======== Data for review ========

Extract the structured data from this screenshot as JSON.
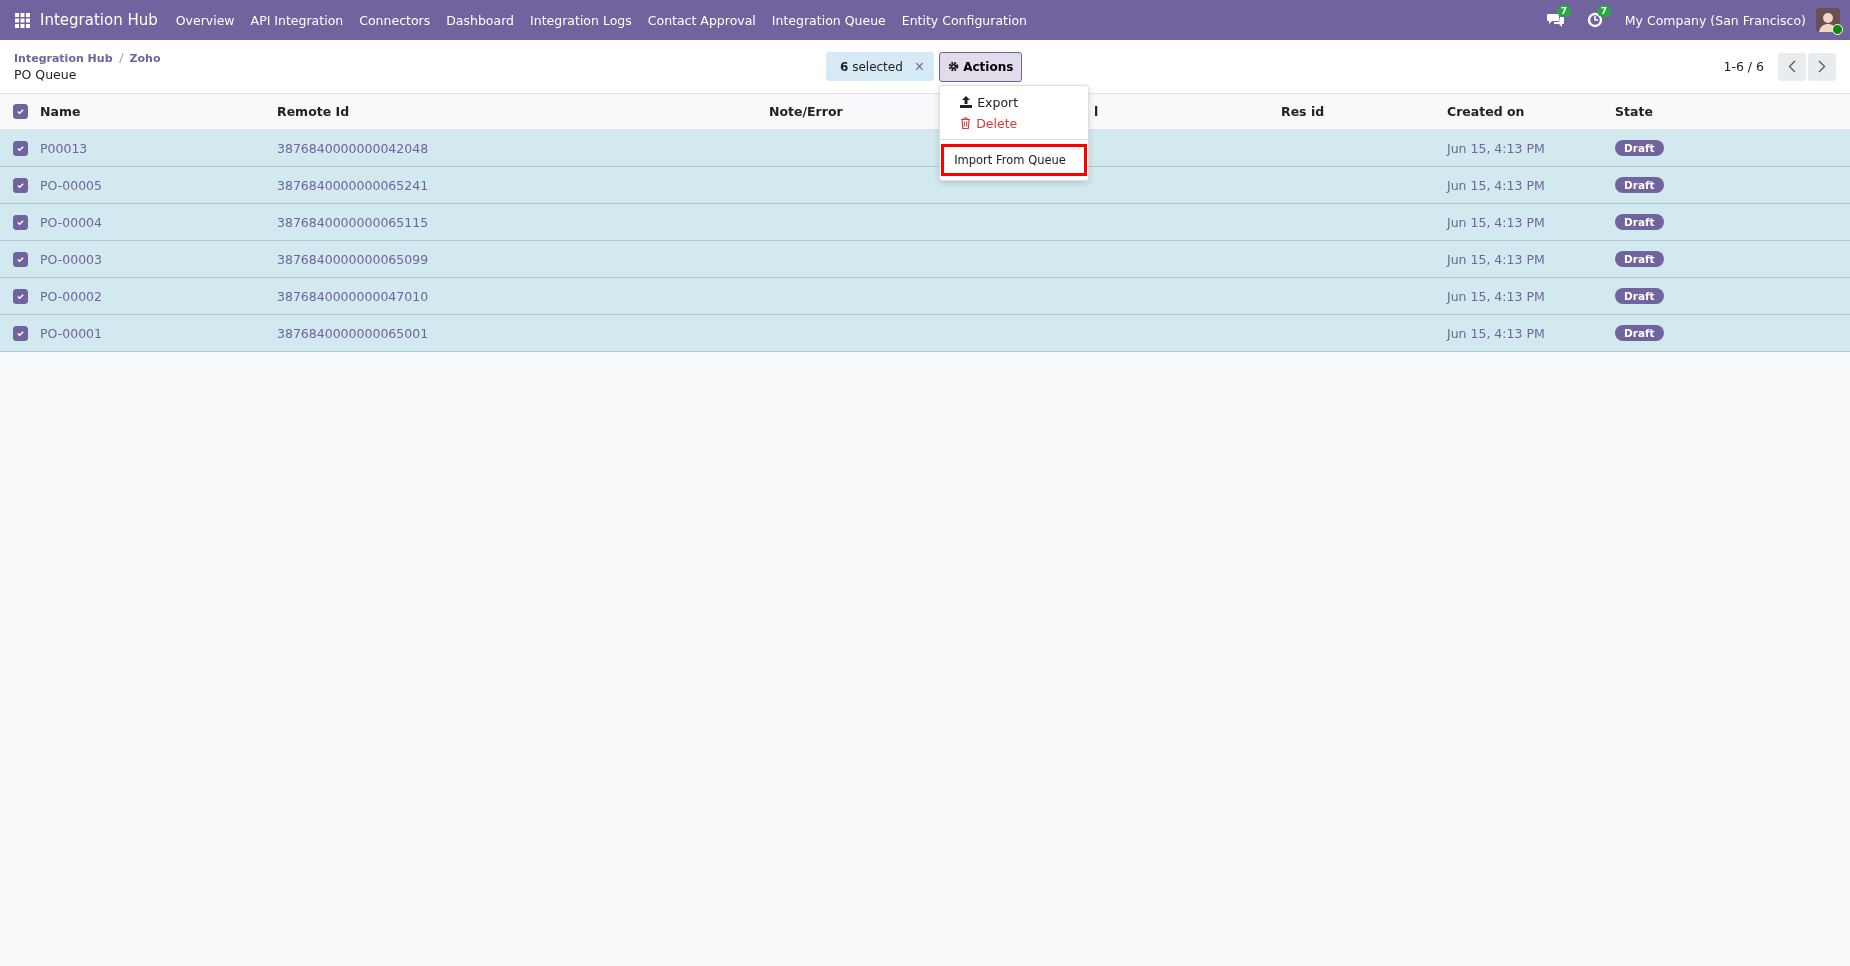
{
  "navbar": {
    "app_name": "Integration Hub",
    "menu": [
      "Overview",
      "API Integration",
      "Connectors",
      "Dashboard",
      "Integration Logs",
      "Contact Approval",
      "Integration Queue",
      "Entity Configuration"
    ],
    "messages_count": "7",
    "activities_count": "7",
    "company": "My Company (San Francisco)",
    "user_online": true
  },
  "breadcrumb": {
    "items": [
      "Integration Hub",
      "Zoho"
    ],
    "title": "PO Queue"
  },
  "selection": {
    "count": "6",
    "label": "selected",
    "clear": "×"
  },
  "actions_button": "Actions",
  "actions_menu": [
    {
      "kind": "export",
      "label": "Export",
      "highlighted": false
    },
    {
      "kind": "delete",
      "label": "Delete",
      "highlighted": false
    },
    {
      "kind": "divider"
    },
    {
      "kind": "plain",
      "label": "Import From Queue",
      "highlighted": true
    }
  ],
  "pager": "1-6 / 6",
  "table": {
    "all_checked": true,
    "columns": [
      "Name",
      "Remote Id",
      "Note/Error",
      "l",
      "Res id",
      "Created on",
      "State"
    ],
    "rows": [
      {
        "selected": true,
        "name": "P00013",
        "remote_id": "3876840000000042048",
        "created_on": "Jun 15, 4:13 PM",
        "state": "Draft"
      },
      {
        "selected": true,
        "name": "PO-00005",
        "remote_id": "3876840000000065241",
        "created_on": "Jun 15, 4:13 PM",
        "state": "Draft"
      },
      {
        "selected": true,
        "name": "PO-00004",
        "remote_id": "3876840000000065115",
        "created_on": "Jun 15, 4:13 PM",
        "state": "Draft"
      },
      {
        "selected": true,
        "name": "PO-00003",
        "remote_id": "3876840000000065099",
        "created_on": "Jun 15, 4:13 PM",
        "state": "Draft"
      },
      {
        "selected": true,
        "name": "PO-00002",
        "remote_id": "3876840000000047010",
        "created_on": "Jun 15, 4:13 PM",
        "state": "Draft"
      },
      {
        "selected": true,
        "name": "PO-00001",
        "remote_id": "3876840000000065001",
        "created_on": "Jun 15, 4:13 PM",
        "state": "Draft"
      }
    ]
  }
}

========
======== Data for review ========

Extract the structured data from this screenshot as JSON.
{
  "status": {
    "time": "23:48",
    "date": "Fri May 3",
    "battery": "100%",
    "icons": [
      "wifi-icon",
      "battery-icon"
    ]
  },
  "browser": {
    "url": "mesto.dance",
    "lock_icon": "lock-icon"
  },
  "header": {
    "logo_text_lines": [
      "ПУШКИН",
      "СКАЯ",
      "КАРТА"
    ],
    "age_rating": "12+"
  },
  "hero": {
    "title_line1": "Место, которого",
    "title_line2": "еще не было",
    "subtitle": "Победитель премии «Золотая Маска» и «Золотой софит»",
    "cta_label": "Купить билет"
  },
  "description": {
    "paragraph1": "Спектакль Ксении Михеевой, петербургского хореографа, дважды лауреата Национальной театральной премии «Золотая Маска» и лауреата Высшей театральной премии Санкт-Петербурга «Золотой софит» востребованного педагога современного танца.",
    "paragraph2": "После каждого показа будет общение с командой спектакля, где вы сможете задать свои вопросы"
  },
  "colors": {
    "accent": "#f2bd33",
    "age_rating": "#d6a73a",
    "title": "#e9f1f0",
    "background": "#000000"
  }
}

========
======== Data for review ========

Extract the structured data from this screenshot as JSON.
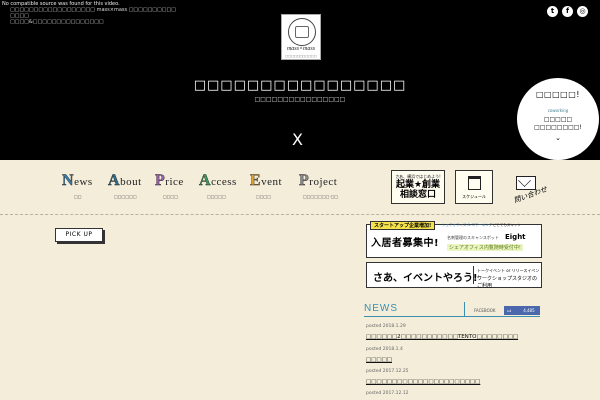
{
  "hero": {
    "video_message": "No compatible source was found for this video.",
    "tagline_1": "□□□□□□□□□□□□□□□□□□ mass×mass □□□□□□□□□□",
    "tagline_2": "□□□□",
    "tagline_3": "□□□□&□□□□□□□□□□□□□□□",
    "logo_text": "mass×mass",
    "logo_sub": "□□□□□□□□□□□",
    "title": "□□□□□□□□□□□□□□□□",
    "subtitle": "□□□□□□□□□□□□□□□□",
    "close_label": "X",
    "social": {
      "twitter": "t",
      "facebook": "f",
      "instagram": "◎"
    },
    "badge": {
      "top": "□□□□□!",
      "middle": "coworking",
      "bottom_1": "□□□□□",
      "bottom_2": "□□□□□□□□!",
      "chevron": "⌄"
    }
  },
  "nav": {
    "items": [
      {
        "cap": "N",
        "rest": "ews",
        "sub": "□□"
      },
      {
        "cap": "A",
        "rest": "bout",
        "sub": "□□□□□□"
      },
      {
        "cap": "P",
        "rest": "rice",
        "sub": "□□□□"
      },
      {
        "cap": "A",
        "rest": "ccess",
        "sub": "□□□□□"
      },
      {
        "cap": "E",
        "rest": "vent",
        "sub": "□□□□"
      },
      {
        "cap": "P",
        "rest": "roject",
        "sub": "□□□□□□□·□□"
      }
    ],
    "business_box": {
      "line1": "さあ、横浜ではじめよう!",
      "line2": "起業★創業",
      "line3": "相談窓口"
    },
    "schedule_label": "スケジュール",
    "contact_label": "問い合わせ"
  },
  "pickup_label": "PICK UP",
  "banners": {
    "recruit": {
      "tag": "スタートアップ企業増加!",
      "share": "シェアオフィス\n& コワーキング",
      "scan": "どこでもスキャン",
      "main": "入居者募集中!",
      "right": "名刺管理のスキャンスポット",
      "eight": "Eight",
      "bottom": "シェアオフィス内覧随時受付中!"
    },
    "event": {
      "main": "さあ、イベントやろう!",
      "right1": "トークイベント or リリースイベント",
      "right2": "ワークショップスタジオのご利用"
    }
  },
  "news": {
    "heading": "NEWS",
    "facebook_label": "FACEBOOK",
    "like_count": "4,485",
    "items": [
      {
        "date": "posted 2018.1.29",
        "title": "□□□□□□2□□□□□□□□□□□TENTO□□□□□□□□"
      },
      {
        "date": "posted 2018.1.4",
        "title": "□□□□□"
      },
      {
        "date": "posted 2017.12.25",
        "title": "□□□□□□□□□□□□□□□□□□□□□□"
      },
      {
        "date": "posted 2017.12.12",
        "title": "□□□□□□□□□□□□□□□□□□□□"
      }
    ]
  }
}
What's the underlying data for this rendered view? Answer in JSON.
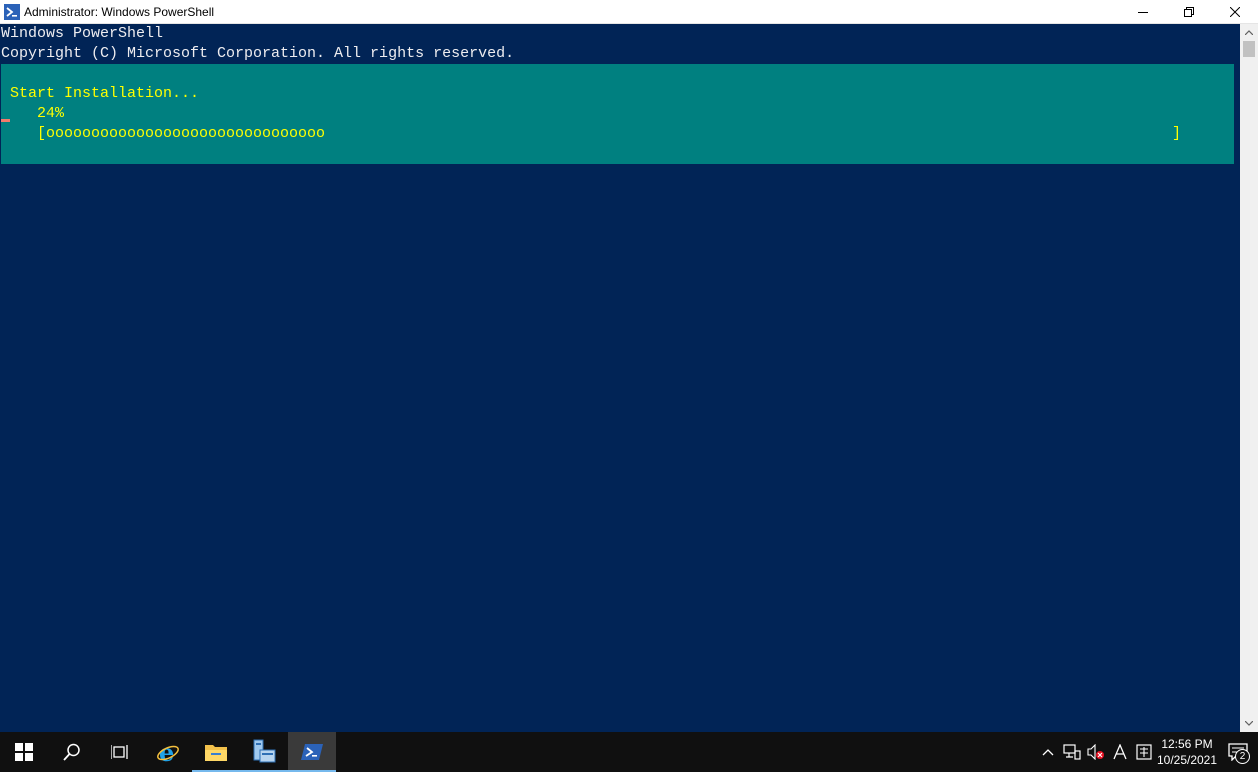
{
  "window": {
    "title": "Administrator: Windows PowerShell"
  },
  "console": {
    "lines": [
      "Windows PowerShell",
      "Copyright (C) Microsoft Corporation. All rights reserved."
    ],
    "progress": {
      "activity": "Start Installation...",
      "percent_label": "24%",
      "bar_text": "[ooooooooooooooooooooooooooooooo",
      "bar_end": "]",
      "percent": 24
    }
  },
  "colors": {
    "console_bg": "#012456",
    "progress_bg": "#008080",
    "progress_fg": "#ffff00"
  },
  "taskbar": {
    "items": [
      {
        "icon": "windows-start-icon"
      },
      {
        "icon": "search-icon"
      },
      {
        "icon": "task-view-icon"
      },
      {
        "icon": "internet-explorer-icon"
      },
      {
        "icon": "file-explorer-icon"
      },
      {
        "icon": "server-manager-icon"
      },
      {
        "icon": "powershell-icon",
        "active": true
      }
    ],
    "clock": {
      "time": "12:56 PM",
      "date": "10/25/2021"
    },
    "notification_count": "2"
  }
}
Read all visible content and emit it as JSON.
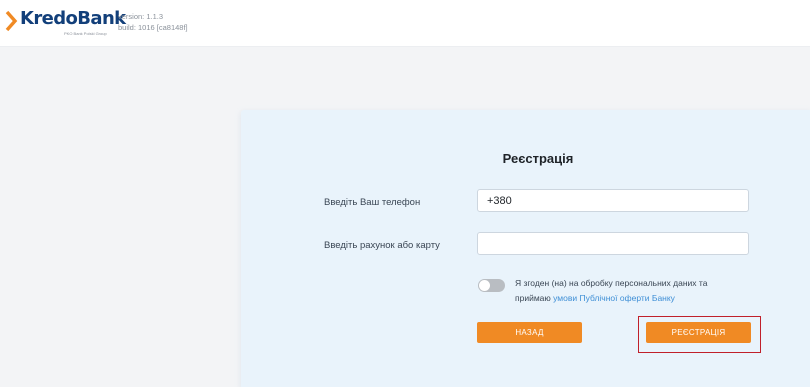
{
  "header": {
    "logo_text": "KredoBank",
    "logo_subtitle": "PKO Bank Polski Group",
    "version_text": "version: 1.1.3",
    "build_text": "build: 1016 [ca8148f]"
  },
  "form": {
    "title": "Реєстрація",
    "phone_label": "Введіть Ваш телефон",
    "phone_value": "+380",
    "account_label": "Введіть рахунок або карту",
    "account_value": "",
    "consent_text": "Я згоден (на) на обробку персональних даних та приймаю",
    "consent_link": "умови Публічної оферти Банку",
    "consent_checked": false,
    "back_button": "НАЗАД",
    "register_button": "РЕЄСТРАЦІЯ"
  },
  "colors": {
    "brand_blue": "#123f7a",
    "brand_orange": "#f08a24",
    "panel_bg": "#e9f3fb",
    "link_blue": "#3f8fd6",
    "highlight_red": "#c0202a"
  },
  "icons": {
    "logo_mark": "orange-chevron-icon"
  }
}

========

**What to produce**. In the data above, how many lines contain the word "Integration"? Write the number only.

**Answer for this exercise**. 5